In 2015 the 21st Conference of the Parties (COP) to the UN Framework Convention on Climate Change (UNFCCC) concluded the Paris Agreement for the period after 2020. For the first time, the new climate agreement attributes the same importance to adaptation as it does to the mitigation of climate change, including climate finance. The rulebook for the treaty was nearly finished in 2018 at COP 24 in Katowice, Poland; some issues remain and await clarification at the next COP. The parties to the Paris Agreement are obliged to pledge nationally determined contributions (NDCs), that is, climate policy targets that show which mitigation action, adaptation measures, and financial contributions or needs they are planning for. Under the treaty, the NDCs will be updated every five years (starting in 2020), and the parties have agreed to progress in their ambitions. Moreover, global climate action will be reviewed every five years in view of the (well below) 2 degrees Celsius target and the 1.5 degrees limit in the global temperature (global stock take, 2023).
The EU has implemented the Paris Agreement by translating its 2030 emissions target into legislation. A new NDC was submitted in December 2020, in accordance with the “Green Deal.” For the long-term policy target under the Paris Agreement, namely the “balance between anthropogenic emissions by sources and removals by sinks of greenhouse gases in the second half of this century” (Article 4.1), the European Commission drafted a 2050 climate strategy (“A Clean Planet for all”) already in November 2018. The goal of greenhouse gas neutrality by 2050 is guiding the scenarios. The EU-wide emission reduction target for 2030 was raised to 55 per cent (compared to 1990 levels). Furthermore, the Green Deal proposal includes making European climate law the top legislative project, which was initiated in March 2020. The Green Deal agenda is comprehensive, cross-sectoral, and merges EU climate actions with energy governance and economic policies. Given the aftermath of the Covid-19 pandemic, the Green Deal agenda will have to be adjusted along the concept of a “green stimulus,” mainly through investment priorities for climate-friendly projects.

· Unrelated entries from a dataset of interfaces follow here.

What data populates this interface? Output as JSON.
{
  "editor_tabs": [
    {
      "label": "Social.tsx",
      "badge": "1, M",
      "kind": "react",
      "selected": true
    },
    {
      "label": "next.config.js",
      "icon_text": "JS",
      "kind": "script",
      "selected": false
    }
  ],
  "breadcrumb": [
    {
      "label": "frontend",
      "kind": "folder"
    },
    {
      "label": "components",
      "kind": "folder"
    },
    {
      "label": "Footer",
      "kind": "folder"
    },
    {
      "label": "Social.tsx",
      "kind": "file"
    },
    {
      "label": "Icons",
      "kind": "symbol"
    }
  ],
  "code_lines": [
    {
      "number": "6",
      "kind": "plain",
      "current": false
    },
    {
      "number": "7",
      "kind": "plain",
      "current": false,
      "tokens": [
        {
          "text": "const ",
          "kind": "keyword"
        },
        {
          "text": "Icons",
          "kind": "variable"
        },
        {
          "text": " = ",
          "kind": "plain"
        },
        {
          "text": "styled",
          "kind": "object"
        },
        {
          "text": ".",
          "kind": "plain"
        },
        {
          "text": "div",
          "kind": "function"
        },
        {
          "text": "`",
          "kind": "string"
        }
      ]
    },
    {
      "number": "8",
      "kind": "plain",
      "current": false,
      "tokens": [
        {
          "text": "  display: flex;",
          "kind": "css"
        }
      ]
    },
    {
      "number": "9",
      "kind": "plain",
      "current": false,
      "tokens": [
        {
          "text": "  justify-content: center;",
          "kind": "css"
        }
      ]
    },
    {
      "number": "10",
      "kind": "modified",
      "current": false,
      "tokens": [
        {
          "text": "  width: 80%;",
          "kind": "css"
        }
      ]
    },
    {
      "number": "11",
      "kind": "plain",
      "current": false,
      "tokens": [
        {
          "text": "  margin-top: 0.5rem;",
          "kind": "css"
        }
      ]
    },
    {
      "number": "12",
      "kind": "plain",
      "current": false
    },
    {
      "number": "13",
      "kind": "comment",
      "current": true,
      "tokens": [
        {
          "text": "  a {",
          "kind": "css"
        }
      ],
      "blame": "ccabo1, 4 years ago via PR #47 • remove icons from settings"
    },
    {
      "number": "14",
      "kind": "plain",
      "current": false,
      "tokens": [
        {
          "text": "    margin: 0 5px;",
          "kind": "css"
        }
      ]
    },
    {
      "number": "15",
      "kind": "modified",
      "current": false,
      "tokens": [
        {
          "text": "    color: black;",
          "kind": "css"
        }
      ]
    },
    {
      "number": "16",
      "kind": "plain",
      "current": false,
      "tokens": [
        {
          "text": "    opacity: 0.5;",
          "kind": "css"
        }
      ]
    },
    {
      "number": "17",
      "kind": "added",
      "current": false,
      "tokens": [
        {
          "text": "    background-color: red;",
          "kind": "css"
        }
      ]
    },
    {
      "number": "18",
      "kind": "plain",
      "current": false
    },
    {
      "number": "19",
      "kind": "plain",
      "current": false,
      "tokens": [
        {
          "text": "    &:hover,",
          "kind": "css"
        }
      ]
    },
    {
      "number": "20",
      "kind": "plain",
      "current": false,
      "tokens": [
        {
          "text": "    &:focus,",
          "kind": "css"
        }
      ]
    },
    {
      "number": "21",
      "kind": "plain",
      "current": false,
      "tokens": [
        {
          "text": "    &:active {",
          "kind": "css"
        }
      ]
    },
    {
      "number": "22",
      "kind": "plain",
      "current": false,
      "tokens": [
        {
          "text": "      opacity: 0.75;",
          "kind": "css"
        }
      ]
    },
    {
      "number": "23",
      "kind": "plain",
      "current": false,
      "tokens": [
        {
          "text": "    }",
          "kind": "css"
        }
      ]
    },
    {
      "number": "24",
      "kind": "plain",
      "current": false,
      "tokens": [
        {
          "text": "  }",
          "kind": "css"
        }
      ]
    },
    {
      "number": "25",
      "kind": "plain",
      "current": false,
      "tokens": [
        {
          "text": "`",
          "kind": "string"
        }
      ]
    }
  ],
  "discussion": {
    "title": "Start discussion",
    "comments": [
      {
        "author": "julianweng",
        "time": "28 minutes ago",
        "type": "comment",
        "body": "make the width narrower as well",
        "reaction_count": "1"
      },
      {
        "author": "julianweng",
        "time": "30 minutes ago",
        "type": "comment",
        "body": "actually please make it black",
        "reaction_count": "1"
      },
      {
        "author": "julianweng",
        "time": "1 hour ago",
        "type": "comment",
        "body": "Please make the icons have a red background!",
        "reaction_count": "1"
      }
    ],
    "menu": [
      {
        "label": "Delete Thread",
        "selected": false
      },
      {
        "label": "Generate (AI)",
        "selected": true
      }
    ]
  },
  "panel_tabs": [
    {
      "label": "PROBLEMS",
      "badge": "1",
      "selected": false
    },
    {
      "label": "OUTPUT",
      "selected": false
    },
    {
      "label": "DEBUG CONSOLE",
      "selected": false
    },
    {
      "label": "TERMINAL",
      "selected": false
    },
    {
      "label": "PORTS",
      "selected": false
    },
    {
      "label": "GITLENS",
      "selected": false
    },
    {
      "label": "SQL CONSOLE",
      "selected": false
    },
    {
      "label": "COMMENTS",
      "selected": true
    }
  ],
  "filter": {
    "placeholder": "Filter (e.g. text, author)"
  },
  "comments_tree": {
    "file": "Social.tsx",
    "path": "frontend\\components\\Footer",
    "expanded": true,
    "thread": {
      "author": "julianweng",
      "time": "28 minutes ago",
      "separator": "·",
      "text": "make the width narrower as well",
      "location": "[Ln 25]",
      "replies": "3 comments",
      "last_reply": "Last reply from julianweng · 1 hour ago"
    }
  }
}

Under the German presidency of the United Nations Security Council (UNSC) in 2011, a presidential statement on the possible security implications of climate change was adopted. Germany again held a non-permanent seat on the UNSC in 2019 and 2020 and raised the issue again in an open debate during its presidency in July 2020. In 2017, the Lake Chad Resolution named climate change as a driver of violent conflicts in the region. Other members of the UNSC pick up the issue regularly. The United Kingdom held an open debate on climate and security in February. Norway and other non-permanent members of the UNSC have called for a reprioritisation of climate security in the council in 2021 as well.
The age of actorless threats has arrived. Democracies need to re-imagine and re-tool their responses.